Your response should give back each record exactly, word for word.

[App and web page records]

*** Begin section ***

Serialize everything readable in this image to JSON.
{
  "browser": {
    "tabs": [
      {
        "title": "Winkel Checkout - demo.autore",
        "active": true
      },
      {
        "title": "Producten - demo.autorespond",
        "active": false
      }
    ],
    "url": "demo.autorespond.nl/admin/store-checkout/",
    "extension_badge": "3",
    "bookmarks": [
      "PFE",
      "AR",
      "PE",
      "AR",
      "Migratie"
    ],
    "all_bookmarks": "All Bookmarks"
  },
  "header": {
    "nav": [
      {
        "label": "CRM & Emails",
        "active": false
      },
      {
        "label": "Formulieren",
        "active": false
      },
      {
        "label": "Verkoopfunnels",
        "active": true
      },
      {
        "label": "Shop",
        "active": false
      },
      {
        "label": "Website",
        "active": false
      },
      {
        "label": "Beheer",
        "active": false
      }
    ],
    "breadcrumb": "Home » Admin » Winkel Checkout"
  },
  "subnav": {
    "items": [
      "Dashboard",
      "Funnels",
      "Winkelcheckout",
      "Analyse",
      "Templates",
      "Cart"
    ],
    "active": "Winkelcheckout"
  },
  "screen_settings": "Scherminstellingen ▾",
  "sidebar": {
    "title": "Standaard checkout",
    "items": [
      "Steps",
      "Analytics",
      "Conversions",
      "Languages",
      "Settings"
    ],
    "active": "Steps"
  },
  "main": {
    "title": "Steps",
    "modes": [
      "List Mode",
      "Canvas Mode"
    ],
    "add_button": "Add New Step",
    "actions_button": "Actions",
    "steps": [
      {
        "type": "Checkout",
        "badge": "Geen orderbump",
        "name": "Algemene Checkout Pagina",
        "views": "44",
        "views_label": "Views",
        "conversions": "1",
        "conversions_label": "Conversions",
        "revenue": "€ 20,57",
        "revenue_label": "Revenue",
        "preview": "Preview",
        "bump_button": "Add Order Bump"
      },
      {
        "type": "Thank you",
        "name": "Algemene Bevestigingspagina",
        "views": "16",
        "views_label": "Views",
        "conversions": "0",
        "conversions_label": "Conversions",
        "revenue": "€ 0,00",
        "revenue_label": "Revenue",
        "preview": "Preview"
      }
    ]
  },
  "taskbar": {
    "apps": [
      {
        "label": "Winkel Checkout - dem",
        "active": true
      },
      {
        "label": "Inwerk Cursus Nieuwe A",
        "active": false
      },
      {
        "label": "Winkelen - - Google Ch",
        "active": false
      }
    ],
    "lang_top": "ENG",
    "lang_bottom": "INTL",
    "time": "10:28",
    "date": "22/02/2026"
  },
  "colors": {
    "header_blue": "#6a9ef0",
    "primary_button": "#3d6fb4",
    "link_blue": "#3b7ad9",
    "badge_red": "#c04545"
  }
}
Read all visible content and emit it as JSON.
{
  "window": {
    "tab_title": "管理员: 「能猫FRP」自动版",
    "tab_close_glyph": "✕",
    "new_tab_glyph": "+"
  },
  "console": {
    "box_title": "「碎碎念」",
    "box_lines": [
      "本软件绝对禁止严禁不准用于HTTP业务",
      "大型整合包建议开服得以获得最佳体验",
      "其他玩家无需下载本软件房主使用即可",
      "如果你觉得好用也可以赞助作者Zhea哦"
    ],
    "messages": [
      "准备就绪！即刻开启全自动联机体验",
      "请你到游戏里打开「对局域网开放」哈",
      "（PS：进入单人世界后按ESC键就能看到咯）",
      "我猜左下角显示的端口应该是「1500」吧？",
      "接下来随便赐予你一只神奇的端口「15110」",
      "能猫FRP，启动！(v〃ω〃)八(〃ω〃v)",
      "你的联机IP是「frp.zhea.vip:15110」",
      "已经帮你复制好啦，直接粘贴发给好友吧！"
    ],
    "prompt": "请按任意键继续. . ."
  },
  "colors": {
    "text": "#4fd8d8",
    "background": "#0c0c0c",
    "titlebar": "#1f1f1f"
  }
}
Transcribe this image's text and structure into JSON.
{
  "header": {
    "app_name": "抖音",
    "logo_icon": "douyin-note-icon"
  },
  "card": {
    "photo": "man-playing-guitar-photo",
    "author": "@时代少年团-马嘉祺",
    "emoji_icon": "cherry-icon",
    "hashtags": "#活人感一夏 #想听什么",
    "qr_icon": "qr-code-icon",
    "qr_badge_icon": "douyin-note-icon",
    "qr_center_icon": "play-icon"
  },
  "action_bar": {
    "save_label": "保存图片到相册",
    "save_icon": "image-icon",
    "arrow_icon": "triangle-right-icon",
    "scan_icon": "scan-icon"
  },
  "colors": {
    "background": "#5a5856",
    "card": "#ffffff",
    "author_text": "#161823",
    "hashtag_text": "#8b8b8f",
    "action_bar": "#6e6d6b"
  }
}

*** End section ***

▶ The answer:
Serialize everything readable in this image to JSON.
{
  "browser": {
    "tabs": [
      {
        "title": "Winkel Checkout - demo.autore",
        "active": true
      },
      {
        "title": "Producten - demo.autorespond",
        "active": false
      }
    ],
    "url": "demo.autorespond.nl/admin/store-checkout/",
    "extension_badge": "3",
    "bookmarks": [
      "PFE",
      "AR",
      "PE",
      "AR",
      "Migratie"
    ],
    "all_bookmarks": "All Bookmarks"
  },
  "header": {
    "nav": [
      {
        "label": "CRM & Emails",
        "active": false
      },
      {
        "label": "Formulieren",
        "active": false
      },
      {
        "label": "Verkoopfunnels",
        "active": true
      },
      {
        "label": "Shop",
        "active": false
      },
      {
        "label": "Website",
        "active": false
      },
      {
        "label": "Beheer",
        "active": false
      }
    ],
    "breadcrumb": "Home » Admin » Winkel Checkout"
  },
  "subnav": {
    "items": [
      "Dashboard",
      "Funnels",
      "Winkelcheckout",
      "Analyse",
      "Templates",
      "Cart"
    ],
    "active": "Winkelcheckout"
  },
  "screen_settings": "Scherminstellingen ▾",
  "sidebar": {
    "title": "Standaard checkout",
    "items": [
      "Steps",
      "Analytics",
      "Conversions",
      "Languages",
      "Settings"
    ],
    "active": "Steps"
  },
  "main": {
    "title": "Steps",
    "modes": [
      "List Mode",
      "Canvas Mode"
    ],
    "add_button": "Add New Step",
    "actions_button": "Actions",
    "steps": [
      {
        "type": "Checkout",
        "badge": "Geen orderbump",
        "name": "Algemene Checkout Pagina",
        "views": "44",
        "views_label": "Views",
        "conversions": "1",
        "conversions_label": "Conversions",
        "revenue": "€ 20,57",
        "revenue_label": "Revenue",
        "preview": "Preview",
        "bump_button": "Add Order Bump"
      },
      {
        "type": "Thank you",
        "name": "Algemene Bevestigingspagina",
        "views": "16",
        "views_label": "Views",
        "conversions": "0",
        "conversions_label": "Conversions",
        "revenue": "€ 0,00",
        "revenue_label": "Revenue",
        "preview": "Preview"
      }
    ]
  },
  "taskbar": {
    "apps": [
      {
        "label": "Winkel Checkout - dem",
        "active": true
      },
      {
        "label": "Inwerk Cursus Nieuwe A",
        "active": false
      },
      {
        "label": "Winkelen - - Google Ch",
        "active": false
      }
    ],
    "lang_top": "ENG",
    "lang_bottom": "INTL",
    "time": "10:28",
    "date": "22/02/2026"
  },
  "colors": {
    "header_blue": "#6a9ef0",
    "primary_button": "#3d6fb4",
    "link_blue": "#3b7ad9",
    "badge_red": "#c04545"
  }
}
Read all visible content and emit it as JSON.
{
  "window": {
    "tab_title": "管理员: 「能猫FRP」自动版",
    "tab_close_glyph": "✕",
    "new_tab_glyph": "+"
  },
  "console": {
    "box_title": "「碎碎念」",
    "box_lines": [
      "本软件绝对禁止严禁不准用于HTTP业务",
      "大型整合包建议开服得以获得最佳体验",
      "其他玩家无需下载本软件房主使用即可",
      "如果你觉得好用也可以赞助作者Zhea哦"
    ],
    "messages": [
      "准备就绪！即刻开启全自动联机体验",
      "请你到游戏里打开「对局域网开放」哈",
      "（PS：进入单人世界后按ESC键就能看到咯）",
      "我猜左下角显示的端口应该是「1500」吧？",
      "接下来随便赐予你一只神奇的端口「15110」",
      "能猫FRP，启动！(v〃ω〃)八(〃ω〃v)",
      "你的联机IP是「frp.zhea.vip:15110」",
      "已经帮你复制好啦，直接粘贴发给好友吧！"
    ],
    "prompt": "请按任意键继续. . ."
  },
  "colors": {
    "text": "#4fd8d8",
    "background": "#0c0c0c",
    "titlebar": "#1f1f1f"
  }
}
Transcribe this image's text and structure into JSON.
{
  "header": {
    "app_name": "抖音",
    "logo_icon": "douyin-note-icon"
  },
  "card": {
    "photo": "man-playing-guitar-photo",
    "author": "@时代少年团-马嘉祺",
    "emoji_icon": "cherry-icon",
    "hashtags": "#活人感一夏 #想听什么",
    "qr_icon": "qr-code-icon",
    "qr_badge_icon": "douyin-note-icon",
    "qr_center_icon": "play-icon"
  },
  "action_bar": {
    "save_label": "保存图片到相册",
    "save_icon": "image-icon",
    "arrow_icon": "triangle-right-icon",
    "scan_icon": "scan-icon"
  },
  "colors": {
    "background": "#5a5856",
    "card": "#ffffff",
    "author_text": "#161823",
    "hashtag_text": "#8b8b8f",
    "action_bar": "#6e6d6b"
  }
}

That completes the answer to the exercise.